The Souls franchise has always been designed (almost) flawlessly and this high pedigree makes Dark Souls II’s design the black sheep of the herd. This sequel takes more cues from 2009’s Demon’s Souls than its own predecessor. Majula acts as a hub world similar to the Nexus in Demon’s Souls. From here the player can upgrade weapons, buy equipment, and level up with the Emerald Herald. This is annoying since the loading screens are quite long and forces the player to sit through them every time they want to level up. Fast travel is available from the beginning, which is nice except for making the game feel more “gamey.” Weapons now degrade much faster, but refill their durability at every bonfire. Bodies also no longer act hilarious as ragdolls…which I kinda miss for some weird reason. The covenants that were very popular in Dark Souls (Praise the Sun!) have been revamped with much more PvP aspects. The notable new covenants are the Bellkeepers as well as the Rat Covenant. These PvP focused covenants are easily the worst design choices of Dark Souls II since many newer players are invaded/summoned against their will every couple seconds. This happens so frequently that these optional levels are best left alone unless you’re a masochist. (Which you most likely are if you play Dark Souls).


The core fantastic gameplay has been tweaked and may take some getting used to. Dark Souls II is an action RPG focused on patience, timing, and execution with your weapon of choice. With a new physics engine Dark Souls II feels more fluid and faster. This change affects the players poise (or lack there of) and ability to stagger enemies. Fall damage is now much greater with half of the players health disappearing from drops over 10 feet. The largest change though is the new death penalties. As you die your character becomes more and more hollow, which means your health bar decreases by 10% every death until you become human again.  These changes make the games opening levels frustrating since the fragility of the character discourages exploration.The boss fights in Dark Souls II are very underwhelming for long-time fans of the series. If you enjoyed the innovative fights of the past games such as Artorias or the Tower Knight, then you will be very disappointed here. Most boss fights boil down to dude in armor with a big sword. Many bosses are also reused with just more of them (Dragonriders), and the Church Congregation boss fight makes Pinwheel from Dark Souls look like a badass.



The game’s accessibility had many fans of the series concerned about the evil word “Easier.” Luckily, this is not a problem as Dark Souls II is still brutal in difficulty and vague in concepts. The accessibility is surprisingly welcome allowing players to understand the use of items better as well as manage the game’s difficulty through Bonfire Ascetics. The main objectives are directly given to the player, but the confusion comes in by not knowing where the finish is located if there is even a finish line at all. This contrasts the first Dark Souls with the first half of the game being linear until after Anor Londo is completed. In Dark Souls II the game starts much more open and doesn’t become linear until after Drangleic Castle.

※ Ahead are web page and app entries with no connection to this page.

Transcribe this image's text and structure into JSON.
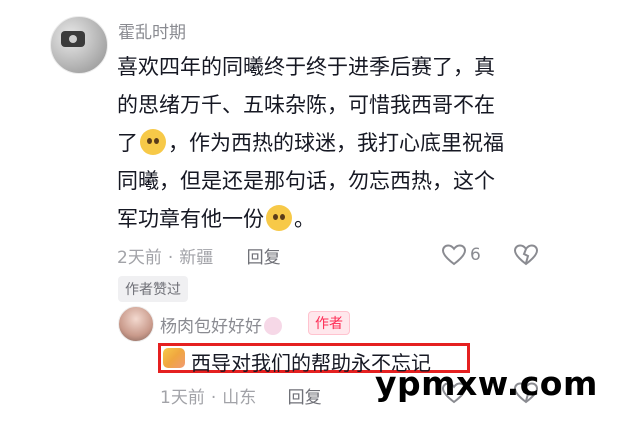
{
  "comment": {
    "username": "霍乱时期",
    "line1": "喜欢四年的同曦终于终于进季后赛了，真",
    "line2": "的思绪万千、五味杂陈，可惜我西哥不在",
    "line3a": "了",
    "line3b": "，作为西热的球迷，我打心底里祝福",
    "line4": "同曦，但是还是那句话，勿忘西热，这个",
    "line5a": "军功章有他一份",
    "line5b": "。",
    "time": "2天前",
    "separator": "·",
    "location": "新疆",
    "reply_label": "回复",
    "like_count": "6",
    "author_liked_label": "作者赞过"
  },
  "reply": {
    "username": "杨肉包好好好",
    "author_badge": "作者",
    "text": "西导对我们的帮助永不忘记",
    "time": "1天前",
    "separator": "·",
    "location": "山东",
    "reply_label": "回复"
  },
  "watermark": "ypmxw.com",
  "colors": {
    "author_badge": "#fe2c55",
    "highlight_box": "#e52020",
    "meta_text": "#a2a3a8"
  },
  "icons": [
    "heart-icon",
    "dislike-heart-icon",
    "pleading-face-emoji",
    "hug-emoji",
    "flower-emoji"
  ]
}
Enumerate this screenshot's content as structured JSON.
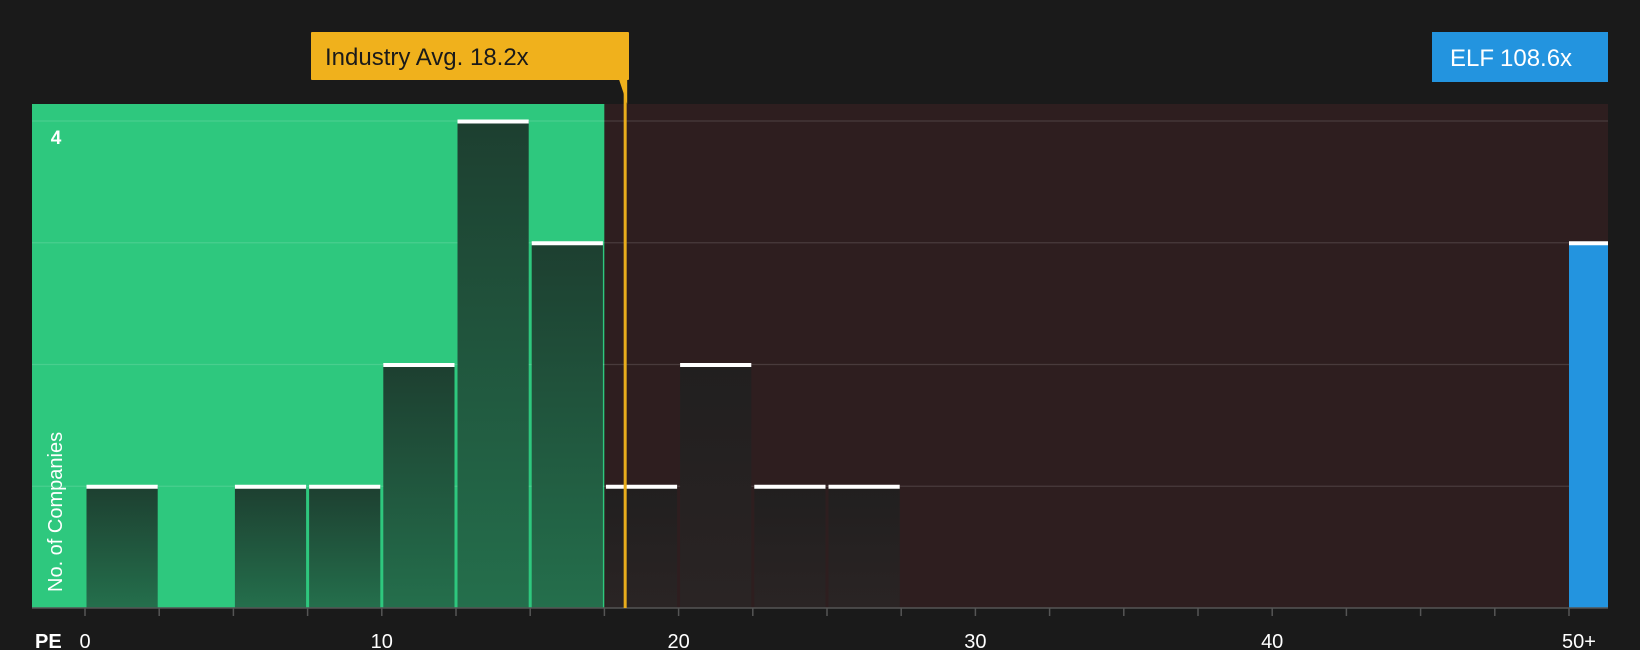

Dark Souls 2 bridge

Dark Souls II is a much brighter game than Dark Souls with many set pieces that will have your jaw firmly planted on the floor. The frame rate issues that were obnoxious in the first game are now gone except for minor PvP lag and the animations of the characters and enemies are fantastic. The music and atmosphere are still fantastic keeping From Software’s signature immersion in tact, but I did experience many audio bugs when speaking to some characters.

Dark Souls II takes many new ideas and expands on 2011’s Dark Souls. While some of these new additions aren’t fully fleshed out Dark Souls II does not suffer for it. It is still one of the most rewarding RPGs out there and should not be passed up. Death has never felt so good.

Final Score: 8.8/10